Friday, September 4, 2009

"Song and Dance" and New Schedules

Last week Preschool Storytime was about singing and dancing. We did the Hokey Pokey and used the rhythm instruments to get crazy to the William Tell Overture. We also sang and learned the motions to "This Old Man" while learning what rhymes with "one" (drum - well, sort of rhymes), "two" (shoe), "three" (knee) etc. The books we read were:

Mortimer, by Robert Munsch (Sorry for giving your kids bedtime ideas.)
Dance Away, by Shannon (Left two, three, kick!)
Giraffes Can't Dance, by Andreae

That was a really fun storytime to end the summer with. I was sorry to say goodbye to my old friends who came for the summer but are going back to elementary school. It makes me feel so good that they want to come to Storytime even when they're in first or second grade. Yeah, maybe Mom makes them come to accompany the four-year-old sibling, but still, they sit on the rug and participate. I hope I get to see them at Christmas.

And then many three year olds are off to preschool now and won't be able to attend Toddler Time. Maybe I'll get to see some of them Wednesday at 11:30 or 1:00 if it fits the schedule.

I'm hoping too that some of you can bring your babies to Baby Time now that the older siblings are off at preschool. Thursdays at 11:00 we sing some songs, learn some bouncy rhymes and have a good time visiting. I know at 11:00 some of the preschools are over, but it's the best I can do. Maybe your preschooler could go home with a friend while you go to Baby Time! I wish I could start some programs at 9:30, but the library isn't open yet.

See you all next week!

New Vocabulary

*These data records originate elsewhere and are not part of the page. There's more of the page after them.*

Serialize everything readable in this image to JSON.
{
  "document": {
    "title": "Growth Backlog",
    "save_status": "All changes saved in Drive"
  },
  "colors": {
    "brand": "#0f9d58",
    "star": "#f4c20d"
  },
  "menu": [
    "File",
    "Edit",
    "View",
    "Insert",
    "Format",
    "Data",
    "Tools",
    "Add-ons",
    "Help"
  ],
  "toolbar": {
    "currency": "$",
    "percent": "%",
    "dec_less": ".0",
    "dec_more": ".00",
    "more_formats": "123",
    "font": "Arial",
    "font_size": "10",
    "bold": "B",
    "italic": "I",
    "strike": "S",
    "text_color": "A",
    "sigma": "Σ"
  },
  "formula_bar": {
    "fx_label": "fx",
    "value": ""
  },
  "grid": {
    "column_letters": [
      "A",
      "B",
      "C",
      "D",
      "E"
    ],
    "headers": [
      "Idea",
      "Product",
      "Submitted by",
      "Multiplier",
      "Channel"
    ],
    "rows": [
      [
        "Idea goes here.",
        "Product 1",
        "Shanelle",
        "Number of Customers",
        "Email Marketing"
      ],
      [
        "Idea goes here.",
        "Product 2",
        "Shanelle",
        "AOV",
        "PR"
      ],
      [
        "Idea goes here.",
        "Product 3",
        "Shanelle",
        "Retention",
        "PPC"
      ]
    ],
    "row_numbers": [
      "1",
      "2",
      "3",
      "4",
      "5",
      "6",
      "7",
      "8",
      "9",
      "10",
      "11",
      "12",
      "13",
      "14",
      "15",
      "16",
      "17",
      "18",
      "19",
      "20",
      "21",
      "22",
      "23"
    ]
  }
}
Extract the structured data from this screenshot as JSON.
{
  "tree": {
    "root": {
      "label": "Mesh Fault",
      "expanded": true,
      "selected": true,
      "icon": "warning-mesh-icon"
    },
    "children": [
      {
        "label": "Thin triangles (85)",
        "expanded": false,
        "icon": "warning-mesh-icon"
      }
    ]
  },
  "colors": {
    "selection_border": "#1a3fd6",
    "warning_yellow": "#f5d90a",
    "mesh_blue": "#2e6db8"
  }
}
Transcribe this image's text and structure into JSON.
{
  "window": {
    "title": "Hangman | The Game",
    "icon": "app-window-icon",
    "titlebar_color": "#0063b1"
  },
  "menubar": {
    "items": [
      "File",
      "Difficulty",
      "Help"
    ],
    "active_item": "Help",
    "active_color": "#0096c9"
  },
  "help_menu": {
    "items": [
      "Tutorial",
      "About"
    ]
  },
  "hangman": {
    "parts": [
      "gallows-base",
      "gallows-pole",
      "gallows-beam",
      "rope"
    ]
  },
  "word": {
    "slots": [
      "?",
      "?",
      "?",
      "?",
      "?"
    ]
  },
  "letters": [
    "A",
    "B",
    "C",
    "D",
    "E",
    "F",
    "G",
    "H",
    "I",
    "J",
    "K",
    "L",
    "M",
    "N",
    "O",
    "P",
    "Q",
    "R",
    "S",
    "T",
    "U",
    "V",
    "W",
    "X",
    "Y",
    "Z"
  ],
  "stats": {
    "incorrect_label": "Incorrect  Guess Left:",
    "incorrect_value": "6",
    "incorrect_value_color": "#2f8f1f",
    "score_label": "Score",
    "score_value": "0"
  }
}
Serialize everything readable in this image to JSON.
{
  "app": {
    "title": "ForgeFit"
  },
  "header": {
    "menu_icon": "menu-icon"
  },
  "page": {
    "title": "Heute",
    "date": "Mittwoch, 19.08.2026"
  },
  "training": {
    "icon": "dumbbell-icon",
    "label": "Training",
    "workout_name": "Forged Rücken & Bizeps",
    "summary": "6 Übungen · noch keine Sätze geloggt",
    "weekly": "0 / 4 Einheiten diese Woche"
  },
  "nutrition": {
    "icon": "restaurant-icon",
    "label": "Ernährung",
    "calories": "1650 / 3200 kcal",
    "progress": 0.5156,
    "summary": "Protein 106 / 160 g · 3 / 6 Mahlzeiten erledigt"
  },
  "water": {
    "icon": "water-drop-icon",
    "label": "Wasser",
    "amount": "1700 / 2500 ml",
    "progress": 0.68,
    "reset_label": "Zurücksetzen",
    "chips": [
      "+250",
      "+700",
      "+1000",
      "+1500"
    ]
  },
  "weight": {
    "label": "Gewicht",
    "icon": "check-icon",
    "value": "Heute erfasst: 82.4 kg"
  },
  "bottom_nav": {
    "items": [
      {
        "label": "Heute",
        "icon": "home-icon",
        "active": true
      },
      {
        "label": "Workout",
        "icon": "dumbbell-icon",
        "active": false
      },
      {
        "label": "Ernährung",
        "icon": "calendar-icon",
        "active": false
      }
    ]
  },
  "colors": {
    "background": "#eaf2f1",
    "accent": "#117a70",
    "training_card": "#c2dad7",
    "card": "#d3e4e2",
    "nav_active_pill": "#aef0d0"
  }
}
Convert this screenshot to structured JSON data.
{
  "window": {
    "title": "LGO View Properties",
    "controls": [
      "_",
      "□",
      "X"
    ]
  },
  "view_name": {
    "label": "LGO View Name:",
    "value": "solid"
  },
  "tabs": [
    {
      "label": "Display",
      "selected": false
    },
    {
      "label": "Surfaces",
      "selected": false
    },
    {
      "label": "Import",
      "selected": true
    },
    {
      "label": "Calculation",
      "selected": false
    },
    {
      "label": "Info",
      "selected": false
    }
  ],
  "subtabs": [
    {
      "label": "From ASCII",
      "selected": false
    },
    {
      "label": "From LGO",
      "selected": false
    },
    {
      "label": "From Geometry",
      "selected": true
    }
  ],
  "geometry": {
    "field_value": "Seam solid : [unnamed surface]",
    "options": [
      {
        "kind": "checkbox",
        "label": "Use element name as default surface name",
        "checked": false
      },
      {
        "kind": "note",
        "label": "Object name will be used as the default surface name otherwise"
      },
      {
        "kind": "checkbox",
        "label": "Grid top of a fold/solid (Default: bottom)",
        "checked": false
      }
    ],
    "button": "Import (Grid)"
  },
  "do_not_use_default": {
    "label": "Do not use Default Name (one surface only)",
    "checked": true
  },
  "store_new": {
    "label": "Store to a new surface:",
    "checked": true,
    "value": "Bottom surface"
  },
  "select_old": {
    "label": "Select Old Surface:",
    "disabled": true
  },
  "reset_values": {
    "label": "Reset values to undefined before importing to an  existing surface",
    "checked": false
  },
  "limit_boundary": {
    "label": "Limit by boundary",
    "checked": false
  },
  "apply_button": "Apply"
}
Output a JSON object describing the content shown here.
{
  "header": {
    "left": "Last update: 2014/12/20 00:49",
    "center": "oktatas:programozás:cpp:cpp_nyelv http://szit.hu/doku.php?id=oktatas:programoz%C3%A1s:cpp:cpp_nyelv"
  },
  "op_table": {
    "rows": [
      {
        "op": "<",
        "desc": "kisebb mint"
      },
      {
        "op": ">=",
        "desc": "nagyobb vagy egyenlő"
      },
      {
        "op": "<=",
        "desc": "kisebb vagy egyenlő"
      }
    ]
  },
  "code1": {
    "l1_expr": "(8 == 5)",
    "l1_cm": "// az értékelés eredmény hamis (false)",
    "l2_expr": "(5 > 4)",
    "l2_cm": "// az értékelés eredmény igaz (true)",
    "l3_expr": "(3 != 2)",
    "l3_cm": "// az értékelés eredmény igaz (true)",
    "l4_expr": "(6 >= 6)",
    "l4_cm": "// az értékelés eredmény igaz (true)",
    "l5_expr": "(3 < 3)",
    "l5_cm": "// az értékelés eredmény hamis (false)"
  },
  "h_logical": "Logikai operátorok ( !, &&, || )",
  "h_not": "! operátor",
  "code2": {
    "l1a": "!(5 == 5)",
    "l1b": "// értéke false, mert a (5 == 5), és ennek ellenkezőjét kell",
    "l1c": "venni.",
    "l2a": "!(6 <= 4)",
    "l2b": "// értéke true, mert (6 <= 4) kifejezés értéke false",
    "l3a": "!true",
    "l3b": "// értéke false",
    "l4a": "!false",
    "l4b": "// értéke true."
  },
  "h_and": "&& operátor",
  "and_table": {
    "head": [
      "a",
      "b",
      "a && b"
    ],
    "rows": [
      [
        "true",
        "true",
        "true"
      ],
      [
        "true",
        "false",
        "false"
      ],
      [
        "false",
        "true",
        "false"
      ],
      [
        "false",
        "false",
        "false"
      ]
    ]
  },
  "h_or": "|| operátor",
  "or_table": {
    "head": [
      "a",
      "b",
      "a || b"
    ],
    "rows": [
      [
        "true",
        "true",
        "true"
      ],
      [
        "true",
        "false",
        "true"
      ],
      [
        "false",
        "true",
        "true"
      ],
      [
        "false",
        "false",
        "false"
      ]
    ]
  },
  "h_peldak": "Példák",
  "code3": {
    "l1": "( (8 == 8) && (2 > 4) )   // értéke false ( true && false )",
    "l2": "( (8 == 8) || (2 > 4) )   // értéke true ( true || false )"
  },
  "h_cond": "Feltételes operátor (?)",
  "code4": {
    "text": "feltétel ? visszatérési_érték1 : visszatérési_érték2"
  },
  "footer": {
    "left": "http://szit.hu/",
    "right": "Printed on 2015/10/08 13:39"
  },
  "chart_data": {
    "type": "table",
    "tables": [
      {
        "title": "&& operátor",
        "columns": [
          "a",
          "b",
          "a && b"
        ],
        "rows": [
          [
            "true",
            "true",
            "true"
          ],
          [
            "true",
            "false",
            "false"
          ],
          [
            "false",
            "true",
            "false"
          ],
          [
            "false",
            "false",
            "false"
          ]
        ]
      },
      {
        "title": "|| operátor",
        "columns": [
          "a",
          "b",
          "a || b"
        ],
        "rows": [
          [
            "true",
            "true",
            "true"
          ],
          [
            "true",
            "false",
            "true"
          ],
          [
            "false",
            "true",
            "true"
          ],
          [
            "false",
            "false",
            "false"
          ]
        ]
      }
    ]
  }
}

I can't stop thinking about a comment I heard from a mom. She and her daughter came to Toddler Time and her little girl was adorned in sparkles and jewels and other fancy stuff. I commented on how she looked and her mom said she loves to dress herself up. She calls it "getting all purpled up". I just love that! Now every time I see a little girl in her princess dress or jeweled shoes, even an adult in something sparkly, I think to myself "Well, she's all purpled up!" I think it's a permanent part of my vocabulary now. Thanks, Janelle!